What is your passion outside of music?

Yoga is really important to me, but also learning more about nature and being kinder to it!


Has the process of affirming your mixed heritage through music been a transformative experience for you?

I read somewhere that at one time you weren’t particularly proud of your roots – this is something I can really understand. When I moved to the UK, I quickly learned that the common perception of Arabs, and people from muslim backgrounds, was that we were ugly, dirty, and of course, criminals and terrorists. I did my best to keep my identity hidden to get through school, and it wasn’t until my early 20s that I started embracing my mixed heritage and expressing a new found joy and pride through my music.

The way you describe your mixed heritage and turning the shame into an embrace really resonates with me. Having gone to a German school our whole lives (in Australia), my sister and I definitely weren’t flaunting our Lebanese roots growing up. Once I left school and started to see my mixed heritage through a different lens. It was also in my early 20s that I really started to embrace my Lebanese side. I wonder if this is a universal age bracket for embracing the arab side? The process of affirming my mixed heritage was a necessary transformation and it’s still ongoing actually.

Do you have a favourite jazz artist you like listening to? If not, who are the musicians you most admire?

I must admit, I need a proper education in Jazz. But I’d say Herbie Hancock. And I’ll add a contemporary legend, Yussef Dayes.

How did you end up in Berlin? What’s it like being an electronic artist in the city?

I have a few close friends living there and I had an offer to take this sublet in a nice apartment. I didn’t have it in my crosshairs as an electronic music hub or anything like that. Also I speak German because my dad is Swiss so it made sense. Being an electronic artist in Berlin is funny. It’s pretty disconnected in a lot of ways. I feel like it’s common for artists to live in Berlin but not know who else lives there too, if that makes sense. It didn’t feel like London where people seem to be aware of each other and there’s some sense of togetherness. Since Corona I’ve moved back home to Australia to be with my family. I’m not sure when I’ll be back in Europe.
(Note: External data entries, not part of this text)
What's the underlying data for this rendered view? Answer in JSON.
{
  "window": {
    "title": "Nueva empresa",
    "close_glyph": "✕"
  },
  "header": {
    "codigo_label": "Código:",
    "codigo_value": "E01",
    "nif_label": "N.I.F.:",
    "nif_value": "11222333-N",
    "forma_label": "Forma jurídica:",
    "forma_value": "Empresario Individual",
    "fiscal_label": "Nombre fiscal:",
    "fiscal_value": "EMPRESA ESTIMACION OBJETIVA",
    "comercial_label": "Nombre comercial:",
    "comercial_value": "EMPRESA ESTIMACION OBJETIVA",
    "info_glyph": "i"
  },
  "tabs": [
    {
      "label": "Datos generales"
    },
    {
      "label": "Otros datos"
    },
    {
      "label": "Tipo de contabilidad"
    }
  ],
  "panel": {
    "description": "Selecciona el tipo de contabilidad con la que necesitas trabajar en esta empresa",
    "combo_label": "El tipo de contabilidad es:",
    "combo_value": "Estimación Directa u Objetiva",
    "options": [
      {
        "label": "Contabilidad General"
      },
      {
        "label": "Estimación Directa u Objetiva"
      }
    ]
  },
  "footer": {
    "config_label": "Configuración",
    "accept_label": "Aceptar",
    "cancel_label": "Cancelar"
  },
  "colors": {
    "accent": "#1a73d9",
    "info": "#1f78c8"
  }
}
I absolutely love your remix of ‘Ruby Bridges’. How did you create something so elegant and with so much narrative from the stems I sent you? Did you sketch out a visual plan to form your ideas or did you just dive in and work spontaneously?

Thank you! It was such a pleasure to sit with your wonderful stems. It’s a once in a lifetime experience to get stems like these.

The way I’ve been working with remixes is I basically take my time and try to find a groove that works. It’s kind of like solving a puzzle. I shuffle stems around, loop little bits, chop up some things, carefully add a few of my own elements to coax out a groove that I can listen to in a 4 bar loop, indefinitely. I spend a lot of time stress-testing the loop to make sure it’s right. The arrangement usually explains itself to me after that. It took me a while to solve this particular puzzle!

Where did your journey as an artist begin? Did you learn a musical instrument at school?

I learned recorder and guitar in school. I had a lovely German guitar teacher called Frau Schäufler. We’d play lots of folk songs and the beatles. I dropped the lessons as a teenager. At home growing up we had a Darbuka which I’d play little simple rhythms on.

Do you have a hobby outside of music?

I take pictures.

Who would you dedicate your remix to?

To my grandmother, Ibtihaj. I love you.

Pre order the new release HERE.